“Life satisfaction is largely a by-product of transitioning from being a seeker, or someone who wants a certain lifestyle, to a practitioner, or someone who lives that lifestyle.”

“Do not worry about achieving a specific result. Focus on being where you are and applying the principles of Groundedness to the best of your ability right now. If you concentrate on the process the results you are hoping for tend to take care of themselves.”

“Bring intentionality to everything you do, keep coming back to the principles of Groundedness and your actions for living them out.”

“Do not compare yourself to others. Compare yourself to prior versions of yourself and judge yourself based on the effort you are exerting in the present moment.”

“Practice means approaching an endeavor deliberately, with care, and with intention to continually grow. It requires paying close attention to feedback you receive – both internal and from external sources you trust – and adjust accordingly.”

“When an activity becomes a practice, it shifts from something that you are doing at a point in time to an ongoing practice of becoming.”

Similar Books/Further Reading:

Finite and Infinite Games: A Vision of Life as Play and Possibility by James P. Cares

The Joy of Movement: How Exercise Helps Us Find Happiness, Hope, Connection, and Courage by Kelly McGonigal

Fatherly by Seth Simons

Previous Commonplace Book Entries

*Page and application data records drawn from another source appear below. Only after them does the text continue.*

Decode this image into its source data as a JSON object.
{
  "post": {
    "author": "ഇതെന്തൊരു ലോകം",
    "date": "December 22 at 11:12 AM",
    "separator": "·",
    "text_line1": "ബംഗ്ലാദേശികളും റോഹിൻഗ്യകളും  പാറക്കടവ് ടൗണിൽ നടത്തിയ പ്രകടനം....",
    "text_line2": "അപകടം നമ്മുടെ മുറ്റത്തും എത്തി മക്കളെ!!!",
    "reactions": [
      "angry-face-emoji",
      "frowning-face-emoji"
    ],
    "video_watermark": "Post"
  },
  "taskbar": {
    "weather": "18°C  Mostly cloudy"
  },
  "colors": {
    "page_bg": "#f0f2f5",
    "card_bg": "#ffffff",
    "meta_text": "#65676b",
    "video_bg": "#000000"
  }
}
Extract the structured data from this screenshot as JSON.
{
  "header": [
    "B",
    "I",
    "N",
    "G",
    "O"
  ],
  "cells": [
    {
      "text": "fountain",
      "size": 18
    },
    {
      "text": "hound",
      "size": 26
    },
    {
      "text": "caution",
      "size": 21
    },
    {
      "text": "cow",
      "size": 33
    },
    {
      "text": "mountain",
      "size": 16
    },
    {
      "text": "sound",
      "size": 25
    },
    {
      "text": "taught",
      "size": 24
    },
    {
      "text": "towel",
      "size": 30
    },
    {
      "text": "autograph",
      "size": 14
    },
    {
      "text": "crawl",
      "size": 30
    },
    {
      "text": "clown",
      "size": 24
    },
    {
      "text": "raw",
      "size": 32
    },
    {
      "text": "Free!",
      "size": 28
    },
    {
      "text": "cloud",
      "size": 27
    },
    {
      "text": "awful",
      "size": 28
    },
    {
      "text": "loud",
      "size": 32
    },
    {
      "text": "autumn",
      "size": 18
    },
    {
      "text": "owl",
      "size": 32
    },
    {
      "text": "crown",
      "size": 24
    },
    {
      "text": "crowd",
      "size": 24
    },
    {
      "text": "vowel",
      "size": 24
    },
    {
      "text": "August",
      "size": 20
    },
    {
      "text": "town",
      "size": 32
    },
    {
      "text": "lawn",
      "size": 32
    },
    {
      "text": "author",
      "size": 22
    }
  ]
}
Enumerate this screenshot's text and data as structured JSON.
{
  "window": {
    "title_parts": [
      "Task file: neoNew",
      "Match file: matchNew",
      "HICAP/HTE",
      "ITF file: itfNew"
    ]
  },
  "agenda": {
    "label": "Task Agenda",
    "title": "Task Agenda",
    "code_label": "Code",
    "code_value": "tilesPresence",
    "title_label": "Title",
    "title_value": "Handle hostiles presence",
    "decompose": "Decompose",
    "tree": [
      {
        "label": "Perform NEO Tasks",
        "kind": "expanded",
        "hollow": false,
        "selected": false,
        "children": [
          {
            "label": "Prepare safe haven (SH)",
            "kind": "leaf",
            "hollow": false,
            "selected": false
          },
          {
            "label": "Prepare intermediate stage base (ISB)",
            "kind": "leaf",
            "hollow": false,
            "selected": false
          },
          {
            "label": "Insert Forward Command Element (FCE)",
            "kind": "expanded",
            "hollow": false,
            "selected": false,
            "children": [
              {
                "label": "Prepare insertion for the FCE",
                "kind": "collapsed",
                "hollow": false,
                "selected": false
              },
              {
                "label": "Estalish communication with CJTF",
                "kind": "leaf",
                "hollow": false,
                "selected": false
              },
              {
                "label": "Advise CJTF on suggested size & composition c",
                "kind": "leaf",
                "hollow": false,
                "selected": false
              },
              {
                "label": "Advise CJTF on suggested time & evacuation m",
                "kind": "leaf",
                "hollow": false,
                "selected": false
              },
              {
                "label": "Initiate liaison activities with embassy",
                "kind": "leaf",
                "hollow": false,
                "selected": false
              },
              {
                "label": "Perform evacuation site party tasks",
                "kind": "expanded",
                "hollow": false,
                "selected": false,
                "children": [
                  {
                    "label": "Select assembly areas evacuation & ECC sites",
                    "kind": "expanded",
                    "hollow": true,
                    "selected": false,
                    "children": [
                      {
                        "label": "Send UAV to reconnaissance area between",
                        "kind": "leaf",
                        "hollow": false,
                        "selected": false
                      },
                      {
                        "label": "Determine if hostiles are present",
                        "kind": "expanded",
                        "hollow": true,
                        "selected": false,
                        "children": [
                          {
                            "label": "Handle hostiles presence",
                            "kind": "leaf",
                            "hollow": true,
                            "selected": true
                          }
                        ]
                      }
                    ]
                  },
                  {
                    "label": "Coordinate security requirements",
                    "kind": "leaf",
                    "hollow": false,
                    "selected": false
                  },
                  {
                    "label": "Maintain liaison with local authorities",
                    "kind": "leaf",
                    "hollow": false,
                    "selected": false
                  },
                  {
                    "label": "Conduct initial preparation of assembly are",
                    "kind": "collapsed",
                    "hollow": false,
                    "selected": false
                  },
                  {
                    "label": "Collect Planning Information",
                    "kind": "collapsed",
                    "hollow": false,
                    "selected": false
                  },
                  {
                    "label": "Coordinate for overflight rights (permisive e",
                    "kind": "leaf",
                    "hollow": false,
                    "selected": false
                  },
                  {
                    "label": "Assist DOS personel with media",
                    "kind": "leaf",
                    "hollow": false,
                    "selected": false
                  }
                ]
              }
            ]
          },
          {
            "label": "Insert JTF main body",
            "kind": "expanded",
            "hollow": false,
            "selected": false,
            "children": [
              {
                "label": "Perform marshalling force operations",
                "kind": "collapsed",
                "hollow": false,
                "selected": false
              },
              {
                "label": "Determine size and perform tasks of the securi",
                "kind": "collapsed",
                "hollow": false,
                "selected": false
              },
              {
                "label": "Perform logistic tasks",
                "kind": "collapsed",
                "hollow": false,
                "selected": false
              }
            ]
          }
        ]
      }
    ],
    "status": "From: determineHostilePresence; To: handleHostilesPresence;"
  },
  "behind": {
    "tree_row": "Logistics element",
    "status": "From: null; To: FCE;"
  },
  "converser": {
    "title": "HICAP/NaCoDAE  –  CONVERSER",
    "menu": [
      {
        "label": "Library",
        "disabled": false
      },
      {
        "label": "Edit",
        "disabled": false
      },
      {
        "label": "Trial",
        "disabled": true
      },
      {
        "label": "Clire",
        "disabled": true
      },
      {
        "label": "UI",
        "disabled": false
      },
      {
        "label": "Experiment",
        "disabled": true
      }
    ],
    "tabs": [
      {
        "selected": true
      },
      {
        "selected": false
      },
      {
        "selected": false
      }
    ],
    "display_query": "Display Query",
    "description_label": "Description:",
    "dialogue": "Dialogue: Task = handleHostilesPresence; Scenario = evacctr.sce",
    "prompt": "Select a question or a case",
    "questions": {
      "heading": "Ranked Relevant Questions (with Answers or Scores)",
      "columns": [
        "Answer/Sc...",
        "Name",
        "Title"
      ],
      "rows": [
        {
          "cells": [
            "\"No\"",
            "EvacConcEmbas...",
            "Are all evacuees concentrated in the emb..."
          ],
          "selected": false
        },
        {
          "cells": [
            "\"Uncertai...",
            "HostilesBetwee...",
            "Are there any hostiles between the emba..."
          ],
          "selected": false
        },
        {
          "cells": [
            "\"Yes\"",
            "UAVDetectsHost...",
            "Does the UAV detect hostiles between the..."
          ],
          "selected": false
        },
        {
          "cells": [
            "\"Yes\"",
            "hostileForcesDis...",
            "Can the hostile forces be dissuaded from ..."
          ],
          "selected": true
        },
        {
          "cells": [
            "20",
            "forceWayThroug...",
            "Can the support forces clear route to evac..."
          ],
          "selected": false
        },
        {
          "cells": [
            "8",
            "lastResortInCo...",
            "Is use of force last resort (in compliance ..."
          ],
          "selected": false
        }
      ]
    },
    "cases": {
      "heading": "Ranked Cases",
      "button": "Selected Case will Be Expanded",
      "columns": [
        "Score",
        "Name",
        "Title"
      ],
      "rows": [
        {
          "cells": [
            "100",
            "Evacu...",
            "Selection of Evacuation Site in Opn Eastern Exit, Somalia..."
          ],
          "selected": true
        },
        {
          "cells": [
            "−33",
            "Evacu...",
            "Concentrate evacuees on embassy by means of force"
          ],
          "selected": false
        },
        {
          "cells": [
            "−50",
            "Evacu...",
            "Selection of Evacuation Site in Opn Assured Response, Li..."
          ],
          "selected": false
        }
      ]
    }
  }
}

The Brain That Changes Itself by Doidge

End of Night by Bogard

Being Wrong by Schulz

Mindset by Dweck

Mastermind by Konnikova

New to the site? Start here at my Latest Post or learn more about my site at the About section. Thanks for stopping by!

Leave a Reply

%d bloggers like this: